We are off to a great start this quarter with a strong line-up of speakers, including Jensen Huang, co-founder of NVIDIA, Mari Baker CEO of PlayFirst, and Sheryl Sandberg, COO of Facebook. Each speaker offers unique insight on developing company culture and the role of leadership within the organization.
Pioneering a company is more than just building products. It's also about establishing a company culture, says NVIDIA Co-founder and CEO Jensen Huang. How do you organize hierarchies and structures? There's lots of trial and error, but it's also an organic process. Huang asks students of entrepreneurship to realize that skills, intellect, and training all matter for successful evolution - but they're not enough. Builders need passion and purpose above all.
After two decades in start-up entrepreneurship, Mari Baker, current CEO of PlayFirst, shares some of her lifelong strategies for long-lasting success. She stresses defining the relentless purpose of the enterprise, honing a focus, and building a conscious company culture, amongst other backbone-building tasks.
Facebook COO Sheryl Sandberg shares her trilogy of ideas for a successful start-up and a fulfilling career. Her thoughts include building an enterprise with scalable vision, building personalized, scalable products, and the ability to scale your own connections and capabilities.

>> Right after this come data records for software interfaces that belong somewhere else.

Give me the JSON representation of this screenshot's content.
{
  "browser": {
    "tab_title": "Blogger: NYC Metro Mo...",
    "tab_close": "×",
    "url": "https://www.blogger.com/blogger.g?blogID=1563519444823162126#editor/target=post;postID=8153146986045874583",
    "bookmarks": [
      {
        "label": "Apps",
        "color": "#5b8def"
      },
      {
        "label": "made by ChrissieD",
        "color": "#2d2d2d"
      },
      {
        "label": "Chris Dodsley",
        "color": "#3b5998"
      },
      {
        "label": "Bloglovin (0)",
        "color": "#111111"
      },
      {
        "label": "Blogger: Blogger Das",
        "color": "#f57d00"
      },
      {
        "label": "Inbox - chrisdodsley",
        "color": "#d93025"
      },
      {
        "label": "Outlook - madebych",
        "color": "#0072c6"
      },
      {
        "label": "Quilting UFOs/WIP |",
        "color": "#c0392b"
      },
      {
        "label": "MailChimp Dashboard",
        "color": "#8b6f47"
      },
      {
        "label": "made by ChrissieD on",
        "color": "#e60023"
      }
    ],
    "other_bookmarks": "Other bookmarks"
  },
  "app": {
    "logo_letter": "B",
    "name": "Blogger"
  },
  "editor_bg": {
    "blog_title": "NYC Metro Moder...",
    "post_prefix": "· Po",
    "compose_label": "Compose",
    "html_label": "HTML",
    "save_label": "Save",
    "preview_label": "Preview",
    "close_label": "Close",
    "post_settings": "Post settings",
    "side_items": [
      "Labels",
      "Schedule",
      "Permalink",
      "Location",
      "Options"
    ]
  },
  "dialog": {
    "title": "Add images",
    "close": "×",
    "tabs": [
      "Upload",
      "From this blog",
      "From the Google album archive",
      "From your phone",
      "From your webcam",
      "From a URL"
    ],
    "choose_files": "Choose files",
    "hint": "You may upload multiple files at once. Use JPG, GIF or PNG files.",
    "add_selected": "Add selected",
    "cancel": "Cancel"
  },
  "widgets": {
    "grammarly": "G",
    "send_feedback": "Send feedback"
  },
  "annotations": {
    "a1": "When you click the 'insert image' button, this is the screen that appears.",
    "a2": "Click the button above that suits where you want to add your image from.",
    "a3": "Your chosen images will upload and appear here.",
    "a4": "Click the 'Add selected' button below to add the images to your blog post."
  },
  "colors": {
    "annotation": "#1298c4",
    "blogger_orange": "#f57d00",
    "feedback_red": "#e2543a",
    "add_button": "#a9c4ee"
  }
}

Video Highlights From Last Quarter
In case you missed any of these great talks, here are a few highlights from last quarter.
Chemists, investors, software engineers, biomathematicians, etc., - and how they interact and build on one another's discoveries - are the crux of a young company's success, says Theranos President and CEO Elizabeth Holmes. If you want to define an industry, particularly one that is breaking new ground, the staff you choose to craft these innovations is essential. Choose wisely and carefully, suggests Holmes, as this decision is the largest indicator of potential prosperity.
Most of the promise of post-industrial society has been realized, says Tom Siebel, Chairman of First Virtual Group, and all of the great technological advances and development of great companies are behind us. The tech sector is hovering around a mere three percent annual growth rate, says Siebel; keeping it just on par with the rate of current economic growth.
Why are companies that plant roots in academia or a research environment more successful than other start-ups? John Hennessy, President of Stanford University, says that these research-heavy innovators are not only well-versed in their subject matter, but they are also optimists for their project's eventual triumph.